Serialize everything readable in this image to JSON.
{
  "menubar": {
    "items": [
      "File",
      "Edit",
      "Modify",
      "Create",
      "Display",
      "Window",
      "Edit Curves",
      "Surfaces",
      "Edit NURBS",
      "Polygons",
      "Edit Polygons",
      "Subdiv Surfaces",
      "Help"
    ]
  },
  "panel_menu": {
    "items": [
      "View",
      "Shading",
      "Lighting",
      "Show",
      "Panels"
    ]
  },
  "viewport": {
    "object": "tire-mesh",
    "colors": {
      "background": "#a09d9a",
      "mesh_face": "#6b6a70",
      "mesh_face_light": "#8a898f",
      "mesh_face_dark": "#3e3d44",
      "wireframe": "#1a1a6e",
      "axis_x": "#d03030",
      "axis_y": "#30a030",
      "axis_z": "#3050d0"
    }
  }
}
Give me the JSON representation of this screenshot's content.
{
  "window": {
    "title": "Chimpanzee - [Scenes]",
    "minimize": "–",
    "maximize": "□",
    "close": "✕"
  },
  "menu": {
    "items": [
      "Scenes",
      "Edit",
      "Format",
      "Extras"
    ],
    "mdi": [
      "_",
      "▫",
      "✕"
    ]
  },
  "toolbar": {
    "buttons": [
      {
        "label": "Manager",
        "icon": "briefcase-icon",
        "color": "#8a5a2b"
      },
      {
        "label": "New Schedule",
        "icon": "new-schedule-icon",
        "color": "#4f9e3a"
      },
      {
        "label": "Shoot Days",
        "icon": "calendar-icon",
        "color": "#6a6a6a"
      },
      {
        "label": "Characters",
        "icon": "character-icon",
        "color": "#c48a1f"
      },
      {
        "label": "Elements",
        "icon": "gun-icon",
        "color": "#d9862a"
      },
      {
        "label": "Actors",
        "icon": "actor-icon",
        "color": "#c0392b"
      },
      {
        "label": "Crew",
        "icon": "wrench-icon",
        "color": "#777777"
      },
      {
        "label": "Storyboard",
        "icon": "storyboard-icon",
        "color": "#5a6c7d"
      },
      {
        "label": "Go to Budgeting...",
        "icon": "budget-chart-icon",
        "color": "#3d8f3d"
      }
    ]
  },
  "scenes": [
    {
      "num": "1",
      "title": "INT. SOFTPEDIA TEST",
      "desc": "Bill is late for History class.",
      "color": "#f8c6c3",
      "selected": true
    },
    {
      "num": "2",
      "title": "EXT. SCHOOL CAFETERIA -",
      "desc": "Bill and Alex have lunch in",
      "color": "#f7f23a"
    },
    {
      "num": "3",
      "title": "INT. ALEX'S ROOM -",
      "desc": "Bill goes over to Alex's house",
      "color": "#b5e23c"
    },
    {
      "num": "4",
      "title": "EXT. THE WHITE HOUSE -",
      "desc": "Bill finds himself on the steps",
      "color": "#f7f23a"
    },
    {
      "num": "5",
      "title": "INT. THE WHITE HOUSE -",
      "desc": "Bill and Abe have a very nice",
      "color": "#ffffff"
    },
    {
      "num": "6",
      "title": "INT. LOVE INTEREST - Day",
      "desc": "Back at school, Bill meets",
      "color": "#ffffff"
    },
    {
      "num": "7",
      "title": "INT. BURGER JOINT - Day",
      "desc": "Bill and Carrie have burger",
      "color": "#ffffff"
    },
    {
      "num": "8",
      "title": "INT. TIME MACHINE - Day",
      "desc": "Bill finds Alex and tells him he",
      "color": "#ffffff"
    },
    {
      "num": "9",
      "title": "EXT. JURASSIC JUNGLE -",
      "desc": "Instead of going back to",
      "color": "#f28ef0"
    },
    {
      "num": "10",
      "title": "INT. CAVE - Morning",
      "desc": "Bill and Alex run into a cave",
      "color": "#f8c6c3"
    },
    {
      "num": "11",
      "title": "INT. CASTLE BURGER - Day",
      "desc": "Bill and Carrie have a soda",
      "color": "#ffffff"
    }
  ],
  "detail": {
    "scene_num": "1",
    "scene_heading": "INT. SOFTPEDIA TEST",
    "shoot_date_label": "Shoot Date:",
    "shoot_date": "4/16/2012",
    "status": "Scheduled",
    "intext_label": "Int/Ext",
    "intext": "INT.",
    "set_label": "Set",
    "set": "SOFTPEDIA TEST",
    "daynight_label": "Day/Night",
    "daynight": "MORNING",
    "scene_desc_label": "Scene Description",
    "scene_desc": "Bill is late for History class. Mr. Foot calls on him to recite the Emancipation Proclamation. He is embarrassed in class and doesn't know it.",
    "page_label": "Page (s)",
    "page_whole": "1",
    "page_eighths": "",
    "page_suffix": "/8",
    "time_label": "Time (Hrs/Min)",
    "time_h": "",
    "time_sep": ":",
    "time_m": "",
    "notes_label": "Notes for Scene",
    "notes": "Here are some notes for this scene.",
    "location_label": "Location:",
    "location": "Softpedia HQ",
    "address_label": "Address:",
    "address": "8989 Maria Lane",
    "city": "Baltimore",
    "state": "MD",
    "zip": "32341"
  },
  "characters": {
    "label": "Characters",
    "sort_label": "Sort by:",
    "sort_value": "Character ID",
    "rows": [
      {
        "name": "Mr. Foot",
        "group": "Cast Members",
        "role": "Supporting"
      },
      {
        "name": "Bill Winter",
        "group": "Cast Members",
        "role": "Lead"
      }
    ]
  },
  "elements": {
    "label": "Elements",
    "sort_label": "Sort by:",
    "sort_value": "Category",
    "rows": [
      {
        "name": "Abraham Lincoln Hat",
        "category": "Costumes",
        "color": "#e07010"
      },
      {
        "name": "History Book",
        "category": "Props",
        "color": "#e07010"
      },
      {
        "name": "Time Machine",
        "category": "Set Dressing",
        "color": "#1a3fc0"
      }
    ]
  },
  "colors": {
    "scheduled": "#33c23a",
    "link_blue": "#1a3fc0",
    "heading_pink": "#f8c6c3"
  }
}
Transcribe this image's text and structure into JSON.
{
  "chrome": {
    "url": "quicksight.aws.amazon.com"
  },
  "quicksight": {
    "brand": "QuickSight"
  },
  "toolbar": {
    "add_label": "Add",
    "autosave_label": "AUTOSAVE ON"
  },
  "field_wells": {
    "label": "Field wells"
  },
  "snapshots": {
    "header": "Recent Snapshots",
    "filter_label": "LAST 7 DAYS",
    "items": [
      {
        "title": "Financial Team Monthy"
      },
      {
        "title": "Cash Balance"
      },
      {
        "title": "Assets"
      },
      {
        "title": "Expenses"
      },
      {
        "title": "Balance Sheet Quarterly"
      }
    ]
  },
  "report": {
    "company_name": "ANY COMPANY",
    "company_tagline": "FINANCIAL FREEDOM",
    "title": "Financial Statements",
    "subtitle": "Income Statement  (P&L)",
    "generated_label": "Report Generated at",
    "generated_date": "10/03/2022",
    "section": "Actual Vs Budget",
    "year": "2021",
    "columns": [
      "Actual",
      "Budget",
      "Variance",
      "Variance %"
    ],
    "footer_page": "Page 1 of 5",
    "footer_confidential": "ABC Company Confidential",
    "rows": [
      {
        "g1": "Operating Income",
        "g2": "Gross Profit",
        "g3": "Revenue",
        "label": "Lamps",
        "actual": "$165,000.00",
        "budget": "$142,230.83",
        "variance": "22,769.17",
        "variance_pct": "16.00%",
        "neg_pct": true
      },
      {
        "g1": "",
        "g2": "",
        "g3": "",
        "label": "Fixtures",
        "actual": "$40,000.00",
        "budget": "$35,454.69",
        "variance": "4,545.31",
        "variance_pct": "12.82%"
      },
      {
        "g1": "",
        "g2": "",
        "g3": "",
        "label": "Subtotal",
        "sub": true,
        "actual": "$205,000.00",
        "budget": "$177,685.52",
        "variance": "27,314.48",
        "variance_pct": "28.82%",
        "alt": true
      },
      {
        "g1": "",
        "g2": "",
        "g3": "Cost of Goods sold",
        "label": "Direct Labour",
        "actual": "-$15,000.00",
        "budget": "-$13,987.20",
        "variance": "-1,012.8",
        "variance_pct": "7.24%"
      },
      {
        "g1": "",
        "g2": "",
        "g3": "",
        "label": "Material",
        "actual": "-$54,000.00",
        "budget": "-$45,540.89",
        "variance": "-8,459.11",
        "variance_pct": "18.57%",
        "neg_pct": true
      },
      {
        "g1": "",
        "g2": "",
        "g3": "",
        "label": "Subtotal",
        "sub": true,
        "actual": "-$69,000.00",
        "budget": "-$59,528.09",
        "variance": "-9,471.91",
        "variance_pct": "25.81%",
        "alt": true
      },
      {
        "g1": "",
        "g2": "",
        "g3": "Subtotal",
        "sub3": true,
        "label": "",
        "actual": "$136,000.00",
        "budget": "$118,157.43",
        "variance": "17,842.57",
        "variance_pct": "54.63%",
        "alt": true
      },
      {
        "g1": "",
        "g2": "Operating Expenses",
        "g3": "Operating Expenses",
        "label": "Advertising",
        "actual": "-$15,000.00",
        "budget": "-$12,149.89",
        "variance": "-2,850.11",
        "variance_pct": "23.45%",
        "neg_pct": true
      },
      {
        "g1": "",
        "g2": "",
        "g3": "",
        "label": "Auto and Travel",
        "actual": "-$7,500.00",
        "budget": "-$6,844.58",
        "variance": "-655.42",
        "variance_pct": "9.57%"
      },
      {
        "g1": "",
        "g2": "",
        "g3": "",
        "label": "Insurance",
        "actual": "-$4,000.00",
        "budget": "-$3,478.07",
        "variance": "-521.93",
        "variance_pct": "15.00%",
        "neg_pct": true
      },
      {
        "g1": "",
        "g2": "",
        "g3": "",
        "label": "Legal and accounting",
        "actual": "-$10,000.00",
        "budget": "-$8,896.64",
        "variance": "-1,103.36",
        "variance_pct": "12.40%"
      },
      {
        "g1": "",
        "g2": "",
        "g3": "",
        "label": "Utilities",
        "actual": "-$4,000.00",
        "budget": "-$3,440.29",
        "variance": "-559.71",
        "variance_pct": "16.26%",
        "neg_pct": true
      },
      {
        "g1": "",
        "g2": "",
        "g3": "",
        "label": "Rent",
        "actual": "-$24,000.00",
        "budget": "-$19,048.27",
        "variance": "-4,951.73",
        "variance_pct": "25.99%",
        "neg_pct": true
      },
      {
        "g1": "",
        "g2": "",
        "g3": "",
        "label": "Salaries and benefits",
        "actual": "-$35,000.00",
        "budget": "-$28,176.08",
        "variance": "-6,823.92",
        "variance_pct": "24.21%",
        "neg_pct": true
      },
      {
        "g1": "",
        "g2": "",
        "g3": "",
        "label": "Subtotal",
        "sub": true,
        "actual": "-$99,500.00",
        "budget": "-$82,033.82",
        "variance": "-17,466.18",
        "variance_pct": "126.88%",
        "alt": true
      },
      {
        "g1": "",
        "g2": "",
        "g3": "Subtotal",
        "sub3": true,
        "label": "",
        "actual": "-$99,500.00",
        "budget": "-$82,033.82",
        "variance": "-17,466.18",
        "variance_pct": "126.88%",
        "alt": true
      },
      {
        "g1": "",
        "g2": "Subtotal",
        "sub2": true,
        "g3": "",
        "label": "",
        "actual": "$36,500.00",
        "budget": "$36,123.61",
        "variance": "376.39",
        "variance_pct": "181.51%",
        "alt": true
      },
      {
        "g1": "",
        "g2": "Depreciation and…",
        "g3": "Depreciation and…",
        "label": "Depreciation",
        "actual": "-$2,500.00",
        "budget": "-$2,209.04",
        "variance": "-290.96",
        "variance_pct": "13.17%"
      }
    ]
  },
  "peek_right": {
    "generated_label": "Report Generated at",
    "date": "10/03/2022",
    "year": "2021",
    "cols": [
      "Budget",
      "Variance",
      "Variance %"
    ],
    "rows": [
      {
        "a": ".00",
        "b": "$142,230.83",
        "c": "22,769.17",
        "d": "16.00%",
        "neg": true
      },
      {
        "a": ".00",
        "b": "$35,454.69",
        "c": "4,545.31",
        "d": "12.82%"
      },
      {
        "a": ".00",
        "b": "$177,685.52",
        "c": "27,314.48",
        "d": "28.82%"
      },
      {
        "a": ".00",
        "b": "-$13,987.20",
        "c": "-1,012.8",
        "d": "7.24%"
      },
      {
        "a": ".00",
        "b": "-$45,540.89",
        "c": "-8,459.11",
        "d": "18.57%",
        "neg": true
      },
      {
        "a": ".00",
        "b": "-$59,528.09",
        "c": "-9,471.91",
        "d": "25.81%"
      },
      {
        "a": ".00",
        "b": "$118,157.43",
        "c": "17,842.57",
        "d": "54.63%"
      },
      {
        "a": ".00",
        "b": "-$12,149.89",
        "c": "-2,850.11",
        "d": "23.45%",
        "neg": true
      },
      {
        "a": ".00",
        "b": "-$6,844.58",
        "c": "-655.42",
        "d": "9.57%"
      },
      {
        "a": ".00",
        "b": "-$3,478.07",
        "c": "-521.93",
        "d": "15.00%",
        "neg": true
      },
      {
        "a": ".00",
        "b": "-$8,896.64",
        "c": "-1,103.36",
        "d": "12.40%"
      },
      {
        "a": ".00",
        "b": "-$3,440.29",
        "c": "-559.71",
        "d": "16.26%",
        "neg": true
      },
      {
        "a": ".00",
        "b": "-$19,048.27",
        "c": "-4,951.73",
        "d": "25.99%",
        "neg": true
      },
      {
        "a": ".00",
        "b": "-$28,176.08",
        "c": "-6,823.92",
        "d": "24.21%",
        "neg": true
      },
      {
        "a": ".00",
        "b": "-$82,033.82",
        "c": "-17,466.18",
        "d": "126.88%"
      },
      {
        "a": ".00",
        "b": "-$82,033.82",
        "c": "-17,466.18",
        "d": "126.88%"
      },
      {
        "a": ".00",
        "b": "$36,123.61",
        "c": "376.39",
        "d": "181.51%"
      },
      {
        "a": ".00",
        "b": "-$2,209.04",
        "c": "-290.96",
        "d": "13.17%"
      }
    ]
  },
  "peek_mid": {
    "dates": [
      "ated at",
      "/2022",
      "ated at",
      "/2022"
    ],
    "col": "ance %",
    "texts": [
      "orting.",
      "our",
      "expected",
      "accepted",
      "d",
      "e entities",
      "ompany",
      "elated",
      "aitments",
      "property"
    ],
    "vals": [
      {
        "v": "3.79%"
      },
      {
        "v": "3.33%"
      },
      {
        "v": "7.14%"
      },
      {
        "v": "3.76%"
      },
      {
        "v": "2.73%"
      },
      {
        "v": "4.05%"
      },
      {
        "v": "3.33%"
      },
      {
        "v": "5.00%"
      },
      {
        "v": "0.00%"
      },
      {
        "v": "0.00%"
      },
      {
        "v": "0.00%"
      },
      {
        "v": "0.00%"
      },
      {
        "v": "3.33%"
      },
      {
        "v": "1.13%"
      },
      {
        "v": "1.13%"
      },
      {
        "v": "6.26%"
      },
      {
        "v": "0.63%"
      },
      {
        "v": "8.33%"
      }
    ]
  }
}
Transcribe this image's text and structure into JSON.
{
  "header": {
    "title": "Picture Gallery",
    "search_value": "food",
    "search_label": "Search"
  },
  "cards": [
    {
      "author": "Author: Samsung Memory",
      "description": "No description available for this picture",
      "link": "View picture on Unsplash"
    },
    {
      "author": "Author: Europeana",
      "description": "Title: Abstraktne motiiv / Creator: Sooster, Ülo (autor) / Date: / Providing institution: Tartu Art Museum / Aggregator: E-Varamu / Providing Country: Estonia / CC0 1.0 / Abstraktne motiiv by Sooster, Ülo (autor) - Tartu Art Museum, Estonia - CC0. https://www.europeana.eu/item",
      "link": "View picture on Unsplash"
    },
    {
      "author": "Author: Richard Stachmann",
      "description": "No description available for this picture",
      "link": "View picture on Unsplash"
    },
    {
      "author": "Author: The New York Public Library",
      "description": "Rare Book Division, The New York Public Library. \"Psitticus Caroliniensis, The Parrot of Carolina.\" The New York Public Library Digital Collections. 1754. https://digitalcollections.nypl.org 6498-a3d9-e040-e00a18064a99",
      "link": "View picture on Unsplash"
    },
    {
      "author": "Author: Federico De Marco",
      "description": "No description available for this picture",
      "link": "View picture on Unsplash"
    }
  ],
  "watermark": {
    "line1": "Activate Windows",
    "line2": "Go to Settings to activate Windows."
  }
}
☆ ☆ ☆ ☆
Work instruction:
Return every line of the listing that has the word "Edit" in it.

Response area:
      "Edit",
      "Edit Curves",
      "Edit NURBS",
      "Edit Polygons",
      "Edit",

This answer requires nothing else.